═════ Exercise materials ═════
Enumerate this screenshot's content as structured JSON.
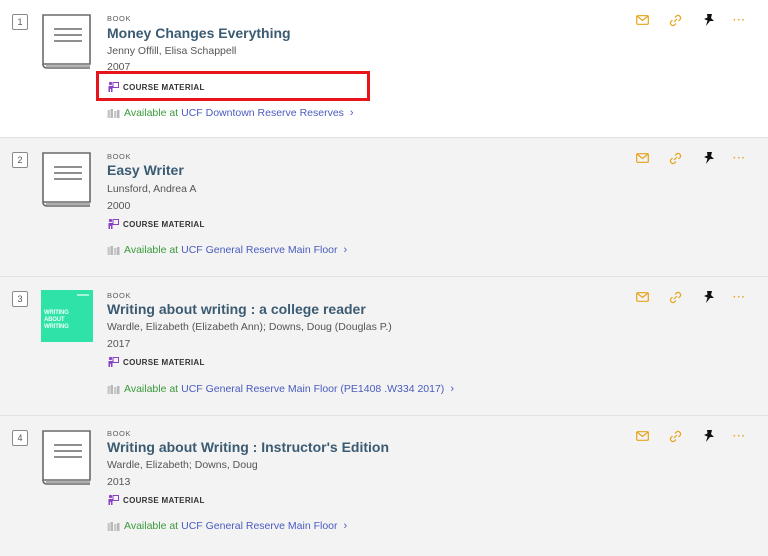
{
  "records": [
    {
      "number": "1",
      "type": "BOOK",
      "title": "Money Changes Everything",
      "authors": "Jenny Offill, Elisa Schappell",
      "year": "2007",
      "course_label": "COURSE MATERIAL",
      "availability_status": "Available at",
      "availability_location": "UCF Downtown Reserve  Reserves",
      "cover": "book-placeholder-icon"
    },
    {
      "number": "2",
      "type": "BOOK",
      "title": "Easy Writer",
      "authors": "Lunsford, Andrea A",
      "year": "2000",
      "course_label": "COURSE MATERIAL",
      "availability_status": "Available at",
      "availability_location": "UCF General Reserve  Main Floor",
      "cover": "book-placeholder-icon"
    },
    {
      "number": "3",
      "type": "BOOK",
      "title": "Writing about writing : a college reader",
      "authors": "Wardle, Elizabeth (Elizabeth Ann); Downs, Doug (Douglas P.)",
      "year": "2017",
      "course_label": "COURSE MATERIAL",
      "availability_status": "Available at",
      "availability_location": "UCF General Reserve  Main Floor (PE1408 .W334 2017)",
      "cover": "cover-image",
      "cover_text": [
        "WRITING",
        "ABOUT",
        "WRITING"
      ]
    },
    {
      "number": "4",
      "type": "BOOK",
      "title": "Writing about Writing : Instructor's Edition",
      "authors": "Wardle, Elizabeth; Downs, Doug",
      "year": "2013",
      "course_label": "COURSE MATERIAL",
      "availability_status": "Available at",
      "availability_location": "UCF General Reserve  Main Floor",
      "cover": "book-placeholder-icon"
    }
  ],
  "actions": {
    "more_label": "···"
  },
  "colors": {
    "title": "#3b5b73",
    "available": "#3a9a3a",
    "location_link": "#4a5bbf",
    "action_icons": "#e6a31b",
    "course_icon": "#8a3fc7",
    "highlight": "#e8141c"
  }
}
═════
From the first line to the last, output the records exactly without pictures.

- Answer box -
Enumerate this screenshot's content as structured JSON.
{
  "records": [
    {
      "number": "1",
      "type": "BOOK",
      "title": "Money Changes Everything",
      "authors": "Jenny Offill, Elisa Schappell",
      "year": "2007",
      "course_label": "COURSE MATERIAL",
      "availability_status": "Available at",
      "availability_location": "UCF Downtown Reserve  Reserves",
      "cover": "book-placeholder-icon"
    },
    {
      "number": "2",
      "type": "BOOK",
      "title": "Easy Writer",
      "authors": "Lunsford, Andrea A",
      "year": "2000",
      "course_label": "COURSE MATERIAL",
      "availability_status": "Available at",
      "availability_location": "UCF General Reserve  Main Floor",
      "cover": "book-placeholder-icon"
    },
    {
      "number": "3",
      "type": "BOOK",
      "title": "Writing about writing : a college reader",
      "authors": "Wardle, Elizabeth (Elizabeth Ann); Downs, Doug (Douglas P.)",
      "year": "2017",
      "course_label": "COURSE MATERIAL",
      "availability_status": "Available at",
      "availability_location": "UCF General Reserve  Main Floor (PE1408 .W334 2017)",
      "cover": "cover-image",
      "cover_text": [
        "WRITING",
        "ABOUT",
        "WRITING"
      ]
    },
    {
      "number": "4",
      "type": "BOOK",
      "title": "Writing about Writing : Instructor's Edition",
      "authors": "Wardle, Elizabeth; Downs, Doug",
      "year": "2013",
      "course_label": "COURSE MATERIAL",
      "availability_status": "Available at",
      "availability_location": "UCF General Reserve  Main Floor",
      "cover": "book-placeholder-icon"
    }
  ],
  "actions": {
    "more_label": "···"
  },
  "colors": {
    "title": "#3b5b73",
    "available": "#3a9a3a",
    "location_link": "#4a5bbf",
    "action_icons": "#e6a31b",
    "course_icon": "#8a3fc7",
    "highlight": "#e8141c"
  }
}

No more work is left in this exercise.